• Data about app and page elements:
>>>>>

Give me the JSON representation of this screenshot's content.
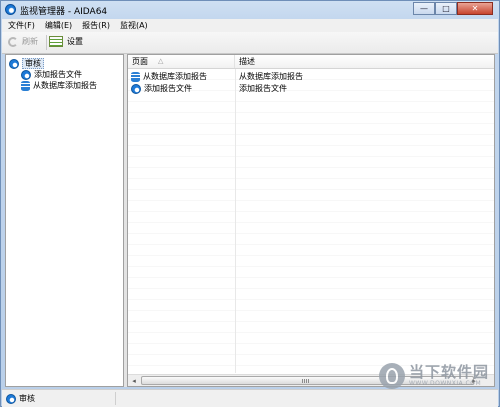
{
  "window": {
    "title": "监视管理器 - AIDA64"
  },
  "window_buttons": {
    "minimize": "—",
    "maximize": "□",
    "close": "✕"
  },
  "menu": {
    "items": [
      "文件(F)",
      "编辑(E)",
      "报告(R)",
      "监视(A)"
    ]
  },
  "toolbar": {
    "refresh_label": "刷新",
    "settings_label": "设置"
  },
  "tree": {
    "root": "审核",
    "children": [
      "添加报告文件",
      "从数据库添加报告"
    ]
  },
  "table": {
    "columns": [
      "页面",
      "描述"
    ],
    "sort_indicator": "△",
    "rows": [
      {
        "page": "从数据库添加报告",
        "desc": "从数据库添加报告",
        "icon": "db-icon"
      },
      {
        "page": "添加报告文件",
        "desc": "添加报告文件",
        "icon": "globe-icon"
      }
    ]
  },
  "scrollbar": {
    "left_arrow": "◂",
    "right_arrow": "▸"
  },
  "status": {
    "text": "审核"
  },
  "watermark": {
    "name": "当下软件园",
    "url": "WWW.DOWNXIA.COM"
  }
}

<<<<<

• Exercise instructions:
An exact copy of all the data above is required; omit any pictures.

• Exercise answer:
Give me the JSON representation of this screenshot's content.
{
  "window": {
    "title": "监视管理器 - AIDA64"
  },
  "window_buttons": {
    "minimize": "—",
    "maximize": "□",
    "close": "✕"
  },
  "menu": {
    "items": [
      "文件(F)",
      "编辑(E)",
      "报告(R)",
      "监视(A)"
    ]
  },
  "toolbar": {
    "refresh_label": "刷新",
    "settings_label": "设置"
  },
  "tree": {
    "root": "审核",
    "children": [
      "添加报告文件",
      "从数据库添加报告"
    ]
  },
  "table": {
    "columns": [
      "页面",
      "描述"
    ],
    "sort_indicator": "△",
    "rows": [
      {
        "page": "从数据库添加报告",
        "desc": "从数据库添加报告",
        "icon": "db-icon"
      },
      {
        "page": "添加报告文件",
        "desc": "添加报告文件",
        "icon": "globe-icon"
      }
    ]
  },
  "scrollbar": {
    "left_arrow": "◂",
    "right_arrow": "▸"
  },
  "status": {
    "text": "审核"
  },
  "watermark": {
    "name": "当下软件园",
    "url": "WWW.DOWNXIA.COM"
  }
}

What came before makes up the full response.